This article is intended as an exploratory step toward filling the gap in the literature by synthesizing the fragmentary knowledge relating to judicial information flow. It attempts to advance the dialogue initiated by Professors Miller and Barron by providing a number of components necessary for an adequate model; it seeks also to suggest additional considerations necessary for a more useful model and thus for a continuing systematic inquiry into the information flow process. Results of the Miller-Barron article supply the background for the work reported here. Times, Roe, and Doe and the Miller-Barron findings are considered in the first two sections respectively. Conclusions from these sections are then used to design an elementary inductive model of information flow to the Justices. This basic model is next expanded to include the entire judicial system and its environment-information flow to, through, and back to Court members. On balance, therefore, the exploratory model finally developed is of necessity eclectic in nature.

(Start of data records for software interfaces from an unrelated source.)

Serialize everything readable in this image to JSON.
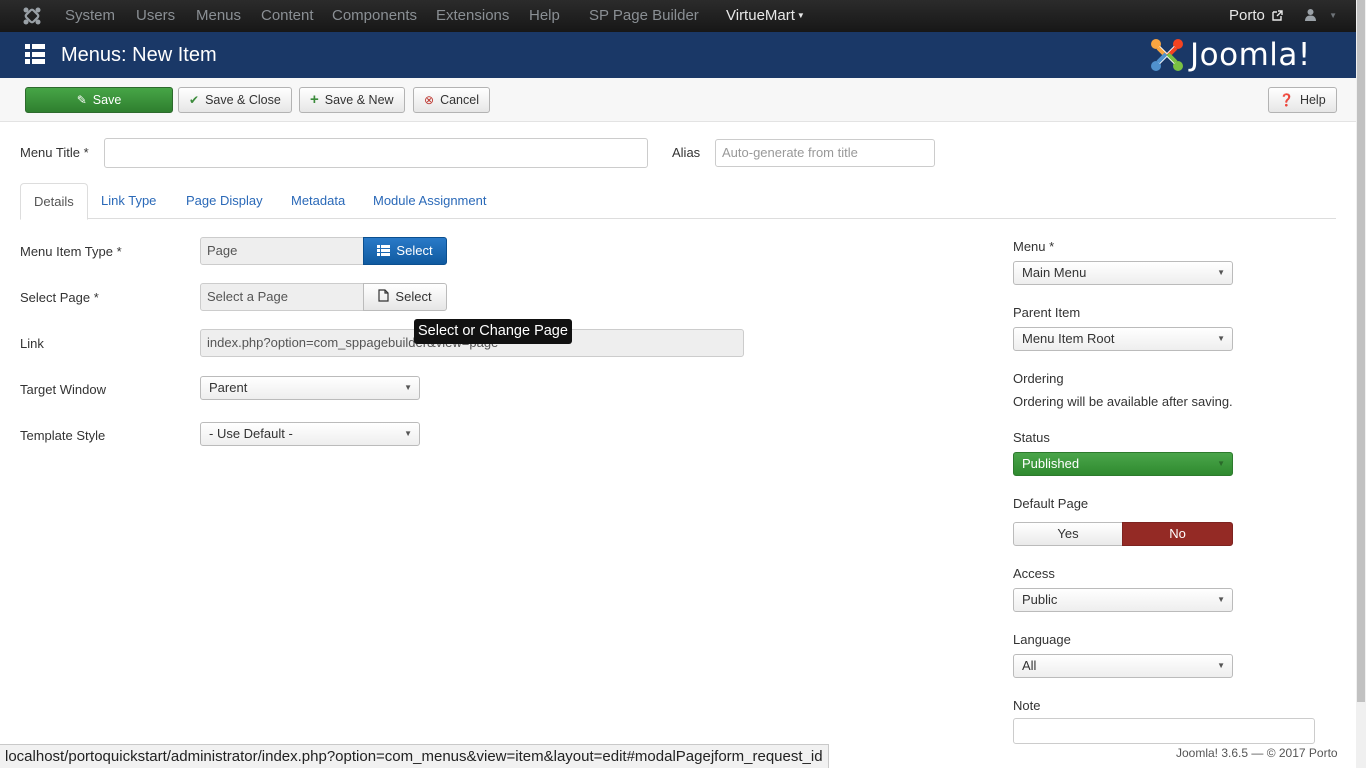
{
  "navbar": {
    "items": [
      "System",
      "Users",
      "Menus",
      "Content",
      "Components",
      "Extensions",
      "Help",
      "SP Page Builder",
      "VirtueMart"
    ],
    "site_name": "Porto"
  },
  "header": {
    "title": "Menus: New Item",
    "brand": "Joomla!"
  },
  "toolbar": {
    "save": "Save",
    "save_close": "Save & Close",
    "save_new": "Save & New",
    "cancel": "Cancel",
    "help": "Help"
  },
  "form": {
    "menu_title_label": "Menu Title *",
    "menu_title_value": "",
    "alias_label": "Alias",
    "alias_placeholder": "Auto-generate from title"
  },
  "tabs": [
    "Details",
    "Link Type",
    "Page Display",
    "Metadata",
    "Module Assignment"
  ],
  "details": {
    "menu_item_type_label": "Menu Item Type *",
    "menu_item_type_value": "Page",
    "menu_item_type_button": "Select",
    "select_page_label": "Select Page *",
    "select_page_value": "Select a Page",
    "select_page_button": "Select",
    "tooltip": "Select or Change Page",
    "link_label": "Link",
    "link_value": "index.php?option=com_sppagebuilder&view=page",
    "target_window_label": "Target Window",
    "target_window_value": "Parent",
    "template_style_label": "Template Style",
    "template_style_value": "- Use Default -"
  },
  "sidebar": {
    "menu_label": "Menu *",
    "menu_value": "Main Menu",
    "parent_label": "Parent Item",
    "parent_value": "Menu Item Root",
    "ordering_label": "Ordering",
    "ordering_text": "Ordering will be available after saving.",
    "status_label": "Status",
    "status_value": "Published",
    "default_page_label": "Default Page",
    "default_yes": "Yes",
    "default_no": "No",
    "access_label": "Access",
    "access_value": "Public",
    "language_label": "Language",
    "language_value": "All",
    "note_label": "Note"
  },
  "statusbar": {
    "url": "localhost/portoquickstart/administrator/index.php?option=com_menus&view=item&layout=edit#modalPagejform_request_id"
  },
  "footer": {
    "text": "Joomla! 3.6.5  —  © 2017 Porto"
  },
  "colors": {
    "navbar": "#1c1c1c",
    "subhead": "#1a3867",
    "save_green": "#3b8b3b",
    "link_blue": "#2a69b8",
    "select_blue": "#1565b0",
    "no_red": "#942a25"
  }
}
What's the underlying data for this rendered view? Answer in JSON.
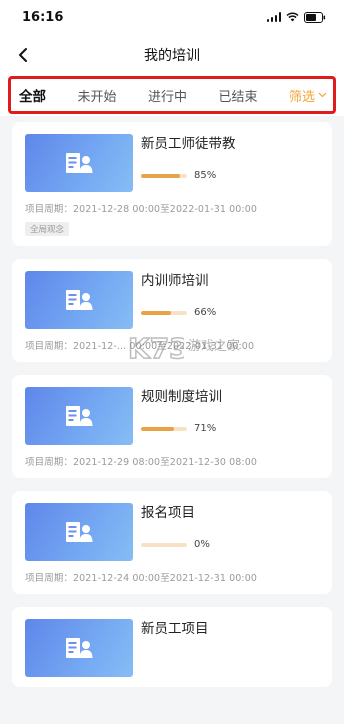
{
  "status_bar": {
    "time": "16:16"
  },
  "nav": {
    "title": "我的培训"
  },
  "tabs": [
    {
      "label": "全部",
      "active": true
    },
    {
      "label": "未开始",
      "active": false
    },
    {
      "label": "进行中",
      "active": false
    },
    {
      "label": "已结束",
      "active": false
    }
  ],
  "filter": {
    "label": "筛选"
  },
  "accent_color": "#f0a53a",
  "highlight_color": "#e01b1b",
  "courses": [
    {
      "title": "新员工师徒带教",
      "progress_pct": 85,
      "progress_label": "85%",
      "period": "项目周期：2021-12-28 00:00至2022-01-31 00:00",
      "tag": "全局观念"
    },
    {
      "title": "内训师培训",
      "progress_pct": 66,
      "progress_label": "66%",
      "period": "项目周期：2021-12-... 00:00至2022-01-31 00:00"
    },
    {
      "title": "规则制度培训",
      "progress_pct": 71,
      "progress_label": "71%",
      "period": "项目周期：2021-12-29 08:00至2021-12-30 08:00"
    },
    {
      "title": "报名项目",
      "progress_pct": 0,
      "progress_label": "0%",
      "period": "项目周期：2021-12-24 00:00至2021-12-31 00:00"
    },
    {
      "title": "新员工项目"
    }
  ],
  "watermark": {
    "logo": "K73",
    "text": "游戏之家"
  }
}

It contains both inductive and deductive elements, the former based upon explorations into specific cases, the latter founded on additional theoretical models.'
Charles M. Lamb,
Judicial Policy-Making and Information Flow to the Supreme Court,
29 Vanderbilt Law Review
Available at: https://scholarship.law.vanderbilt.edu/vlr/vol29/iss1/2